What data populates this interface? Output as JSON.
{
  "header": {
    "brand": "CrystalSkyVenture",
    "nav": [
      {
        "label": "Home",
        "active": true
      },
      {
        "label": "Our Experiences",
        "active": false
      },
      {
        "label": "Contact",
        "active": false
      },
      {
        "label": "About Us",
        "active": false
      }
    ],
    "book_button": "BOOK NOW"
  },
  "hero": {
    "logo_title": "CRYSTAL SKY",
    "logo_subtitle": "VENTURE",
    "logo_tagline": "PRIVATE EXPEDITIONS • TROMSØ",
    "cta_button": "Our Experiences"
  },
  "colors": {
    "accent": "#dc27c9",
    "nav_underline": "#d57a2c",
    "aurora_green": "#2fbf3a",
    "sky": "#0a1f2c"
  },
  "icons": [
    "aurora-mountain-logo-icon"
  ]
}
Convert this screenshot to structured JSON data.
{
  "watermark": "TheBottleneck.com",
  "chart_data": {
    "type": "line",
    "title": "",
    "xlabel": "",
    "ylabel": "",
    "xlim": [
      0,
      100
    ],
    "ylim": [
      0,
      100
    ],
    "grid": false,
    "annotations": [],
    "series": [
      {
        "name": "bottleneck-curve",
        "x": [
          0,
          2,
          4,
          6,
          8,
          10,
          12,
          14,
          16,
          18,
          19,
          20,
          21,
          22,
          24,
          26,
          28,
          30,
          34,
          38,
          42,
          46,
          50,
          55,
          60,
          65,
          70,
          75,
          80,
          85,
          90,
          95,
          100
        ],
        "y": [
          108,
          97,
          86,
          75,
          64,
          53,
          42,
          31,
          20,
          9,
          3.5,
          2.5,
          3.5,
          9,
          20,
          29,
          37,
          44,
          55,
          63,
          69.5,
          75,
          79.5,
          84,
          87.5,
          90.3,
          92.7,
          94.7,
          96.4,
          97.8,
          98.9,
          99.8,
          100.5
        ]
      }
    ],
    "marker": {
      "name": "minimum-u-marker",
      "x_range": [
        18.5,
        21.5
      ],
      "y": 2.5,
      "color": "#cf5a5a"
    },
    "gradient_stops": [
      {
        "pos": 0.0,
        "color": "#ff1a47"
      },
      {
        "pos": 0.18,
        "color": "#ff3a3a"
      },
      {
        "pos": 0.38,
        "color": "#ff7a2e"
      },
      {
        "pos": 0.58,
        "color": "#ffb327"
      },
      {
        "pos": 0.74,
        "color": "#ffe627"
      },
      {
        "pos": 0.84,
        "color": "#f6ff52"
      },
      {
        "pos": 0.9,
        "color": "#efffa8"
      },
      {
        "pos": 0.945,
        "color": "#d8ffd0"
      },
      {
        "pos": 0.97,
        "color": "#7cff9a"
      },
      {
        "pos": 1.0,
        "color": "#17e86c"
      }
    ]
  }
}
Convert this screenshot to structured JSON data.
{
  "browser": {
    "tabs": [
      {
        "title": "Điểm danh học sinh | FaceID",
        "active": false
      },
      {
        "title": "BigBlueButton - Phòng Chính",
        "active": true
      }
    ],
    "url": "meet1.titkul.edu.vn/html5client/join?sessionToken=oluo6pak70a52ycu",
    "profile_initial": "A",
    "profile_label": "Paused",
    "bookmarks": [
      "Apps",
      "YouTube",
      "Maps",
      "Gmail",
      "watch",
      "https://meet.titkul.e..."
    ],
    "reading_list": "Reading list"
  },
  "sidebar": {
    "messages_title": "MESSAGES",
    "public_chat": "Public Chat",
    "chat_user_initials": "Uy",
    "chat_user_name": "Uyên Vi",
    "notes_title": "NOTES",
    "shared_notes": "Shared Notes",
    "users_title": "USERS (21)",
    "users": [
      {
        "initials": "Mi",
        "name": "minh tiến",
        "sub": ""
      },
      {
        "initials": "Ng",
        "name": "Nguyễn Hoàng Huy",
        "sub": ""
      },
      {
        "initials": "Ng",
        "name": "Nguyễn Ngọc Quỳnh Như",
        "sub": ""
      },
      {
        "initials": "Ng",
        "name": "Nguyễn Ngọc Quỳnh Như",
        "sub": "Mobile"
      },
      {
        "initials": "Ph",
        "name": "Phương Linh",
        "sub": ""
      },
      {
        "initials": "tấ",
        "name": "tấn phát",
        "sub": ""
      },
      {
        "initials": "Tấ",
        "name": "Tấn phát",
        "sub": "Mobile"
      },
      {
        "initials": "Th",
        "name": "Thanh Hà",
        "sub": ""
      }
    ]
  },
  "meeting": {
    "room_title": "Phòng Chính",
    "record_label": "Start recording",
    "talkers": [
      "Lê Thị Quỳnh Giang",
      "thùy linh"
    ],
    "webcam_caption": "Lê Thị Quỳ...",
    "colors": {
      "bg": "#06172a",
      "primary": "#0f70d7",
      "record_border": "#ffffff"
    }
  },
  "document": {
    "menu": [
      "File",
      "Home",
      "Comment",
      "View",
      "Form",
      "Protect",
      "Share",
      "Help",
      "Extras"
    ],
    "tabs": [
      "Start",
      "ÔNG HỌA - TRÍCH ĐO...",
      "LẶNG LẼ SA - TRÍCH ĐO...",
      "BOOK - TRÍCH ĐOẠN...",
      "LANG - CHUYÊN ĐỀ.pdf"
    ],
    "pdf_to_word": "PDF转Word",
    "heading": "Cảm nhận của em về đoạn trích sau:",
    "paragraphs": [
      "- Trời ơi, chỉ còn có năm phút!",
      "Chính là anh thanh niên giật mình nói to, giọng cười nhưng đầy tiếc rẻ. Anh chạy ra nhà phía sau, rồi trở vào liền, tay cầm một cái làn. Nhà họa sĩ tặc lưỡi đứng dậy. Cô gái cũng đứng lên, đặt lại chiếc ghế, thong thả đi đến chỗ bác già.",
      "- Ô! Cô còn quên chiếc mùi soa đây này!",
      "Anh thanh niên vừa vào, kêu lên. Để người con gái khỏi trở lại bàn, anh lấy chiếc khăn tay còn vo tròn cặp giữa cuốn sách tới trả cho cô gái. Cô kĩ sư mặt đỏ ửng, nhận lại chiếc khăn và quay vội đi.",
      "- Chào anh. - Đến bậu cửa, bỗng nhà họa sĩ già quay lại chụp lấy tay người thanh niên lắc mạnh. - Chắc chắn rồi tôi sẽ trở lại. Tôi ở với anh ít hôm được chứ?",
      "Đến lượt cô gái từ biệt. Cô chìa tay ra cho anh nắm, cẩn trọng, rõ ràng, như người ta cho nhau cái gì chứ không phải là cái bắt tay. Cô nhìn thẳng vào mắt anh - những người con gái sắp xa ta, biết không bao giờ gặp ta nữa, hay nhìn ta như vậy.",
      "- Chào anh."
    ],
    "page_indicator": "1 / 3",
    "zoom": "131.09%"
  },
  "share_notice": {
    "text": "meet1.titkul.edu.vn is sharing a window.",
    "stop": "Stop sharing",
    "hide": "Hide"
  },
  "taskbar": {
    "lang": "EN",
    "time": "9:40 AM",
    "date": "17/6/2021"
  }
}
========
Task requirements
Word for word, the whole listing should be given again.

Answer section
What data populates this interface? Output as JSON.
{
  "header": {
    "brand": "CrystalSkyVenture",
    "nav": [
      {
        "label": "Home",
        "active": true
      },
      {
        "label": "Our Experiences",
        "active": false
      },
      {
        "label": "Contact",
        "active": false
      },
      {
        "label": "About Us",
        "active": false
      }
    ],
    "book_button": "BOOK NOW"
  },
  "hero": {
    "logo_title": "CRYSTAL SKY",
    "logo_subtitle": "VENTURE",
    "logo_tagline": "PRIVATE EXPEDITIONS • TROMSØ",
    "cta_button": "Our Experiences"
  },
  "colors": {
    "accent": "#dc27c9",
    "nav_underline": "#d57a2c",
    "aurora_green": "#2fbf3a",
    "sky": "#0a1f2c"
  },
  "icons": [
    "aurora-mountain-logo-icon"
  ]
}
Convert this screenshot to structured JSON data.
{
  "watermark": "TheBottleneck.com",
  "chart_data": {
    "type": "line",
    "title": "",
    "xlabel": "",
    "ylabel": "",
    "xlim": [
      0,
      100
    ],
    "ylim": [
      0,
      100
    ],
    "grid": false,
    "annotations": [],
    "series": [
      {
        "name": "bottleneck-curve",
        "x": [
          0,
          2,
          4,
          6,
          8,
          10,
          12,
          14,
          16,
          18,
          19,
          20,
          21,
          22,
          24,
          26,
          28,
          30,
          34,
          38,
          42,
          46,
          50,
          55,
          60,
          65,
          70,
          75,
          80,
          85,
          90,
          95,
          100
        ],
        "y": [
          108,
          97,
          86,
          75,
          64,
          53,
          42,
          31,
          20,
          9,
          3.5,
          2.5,
          3.5,
          9,
          20,
          29,
          37,
          44,
          55,
          63,
          69.5,
          75,
          79.5,
          84,
          87.5,
          90.3,
          92.7,
          94.7,
          96.4,
          97.8,
          98.9,
          99.8,
          100.5
        ]
      }
    ],
    "marker": {
      "name": "minimum-u-marker",
      "x_range": [
        18.5,
        21.5
      ],
      "y": 2.5,
      "color": "#cf5a5a"
    },
    "gradient_stops": [
      {
        "pos": 0.0,
        "color": "#ff1a47"
      },
      {
        "pos": 0.18,
        "color": "#ff3a3a"
      },
      {
        "pos": 0.38,
        "color": "#ff7a2e"
      },
      {
        "pos": 0.58,
        "color": "#ffb327"
      },
      {
        "pos": 0.74,
        "color": "#ffe627"
      },
      {
        "pos": 0.84,
        "color": "#f6ff52"
      },
      {
        "pos": 0.9,
        "color": "#efffa8"
      },
      {
        "pos": 0.945,
        "color": "#d8ffd0"
      },
      {
        "pos": 0.97,
        "color": "#7cff9a"
      },
      {
        "pos": 1.0,
        "color": "#17e86c"
      }
    ]
  }
}
Convert this screenshot to structured JSON data.
{
  "browser": {
    "tabs": [
      {
        "title": "Điểm danh học sinh | FaceID",
        "active": false
      },
      {
        "title": "BigBlueButton - Phòng Chính",
        "active": true
      }
    ],
    "url": "meet1.titkul.edu.vn/html5client/join?sessionToken=oluo6pak70a52ycu",
    "profile_initial": "A",
    "profile_label": "Paused",
    "bookmarks": [
      "Apps",
      "YouTube",
      "Maps",
      "Gmail",
      "watch",
      "https://meet.titkul.e..."
    ],
    "reading_list": "Reading list"
  },
  "sidebar": {
    "messages_title": "MESSAGES",
    "public_chat": "Public Chat",
    "chat_user_initials": "Uy",
    "chat_user_name": "Uyên Vi",
    "notes_title": "NOTES",
    "shared_notes": "Shared Notes",
    "users_title": "USERS (21)",
    "users": [
      {
        "initials": "Mi",
        "name": "minh tiến",
        "sub": ""
      },
      {
        "initials": "Ng",
        "name": "Nguyễn Hoàng Huy",
        "sub": ""
      },
      {
        "initials": "Ng",
        "name": "Nguyễn Ngọc Quỳnh Như",
        "sub": ""
      },
      {
        "initials": "Ng",
        "name": "Nguyễn Ngọc Quỳnh Như",
        "sub": "Mobile"
      },
      {
        "initials": "Ph",
        "name": "Phương Linh",
        "sub": ""
      },
      {
        "initials": "tấ",
        "name": "tấn phát",
        "sub": ""
      },
      {
        "initials": "Tấ",
        "name": "Tấn phát",
        "sub": "Mobile"
      },
      {
        "initials": "Th",
        "name": "Thanh Hà",
        "sub": ""
      }
    ]
  },
  "meeting": {
    "room_title": "Phòng Chính",
    "record_label": "Start recording",
    "talkers": [
      "Lê Thị Quỳnh Giang",
      "thùy linh"
    ],
    "webcam_caption": "Lê Thị Quỳ...",
    "colors": {
      "bg": "#06172a",
      "primary": "#0f70d7",
      "record_border": "#ffffff"
    }
  },
  "document": {
    "menu": [
      "File",
      "Home",
      "Comment",
      "View",
      "Form",
      "Protect",
      "Share",
      "Help",
      "Extras"
    ],
    "tabs": [
      "Start",
      "ÔNG HỌA - TRÍCH ĐO...",
      "LẶNG LẼ SA - TRÍCH ĐO...",
      "BOOK - TRÍCH ĐOẠN...",
      "LANG - CHUYÊN ĐỀ.pdf"
    ],
    "pdf_to_word": "PDF转Word",
    "heading": "Cảm nhận của em về đoạn trích sau:",
    "paragraphs": [
      "- Trời ơi, chỉ còn có năm phút!",
      "Chính là anh thanh niên giật mình nói to, giọng cười nhưng đầy tiếc rẻ. Anh chạy ra nhà phía sau, rồi trở vào liền, tay cầm một cái làn. Nhà họa sĩ tặc lưỡi đứng dậy. Cô gái cũng đứng lên, đặt lại chiếc ghế, thong thả đi đến chỗ bác già.",
      "- Ô! Cô còn quên chiếc mùi soa đây này!",
      "Anh thanh niên vừa vào, kêu lên. Để người con gái khỏi trở lại bàn, anh lấy chiếc khăn tay còn vo tròn cặp giữa cuốn sách tới trả cho cô gái. Cô kĩ sư mặt đỏ ửng, nhận lại chiếc khăn và quay vội đi.",
      "- Chào anh. - Đến bậu cửa, bỗng nhà họa sĩ già quay lại chụp lấy tay người thanh niên lắc mạnh. - Chắc chắn rồi tôi sẽ trở lại. Tôi ở với anh ít hôm được chứ?",
      "Đến lượt cô gái từ biệt. Cô chìa tay ra cho anh nắm, cẩn trọng, rõ ràng, như người ta cho nhau cái gì chứ không phải là cái bắt tay. Cô nhìn thẳng vào mắt anh - những người con gái sắp xa ta, biết không bao giờ gặp ta nữa, hay nhìn ta như vậy.",
      "- Chào anh."
    ],
    "page_indicator": "1 / 3",
    "zoom": "131.09%"
  },
  "share_notice": {
    "text": "meet1.titkul.edu.vn is sharing a window.",
    "stop": "Stop sharing",
    "hide": "Hide"
  },
  "taskbar": {
    "lang": "EN",
    "time": "9:40 AM",
    "date": "17/6/2021"
  }
}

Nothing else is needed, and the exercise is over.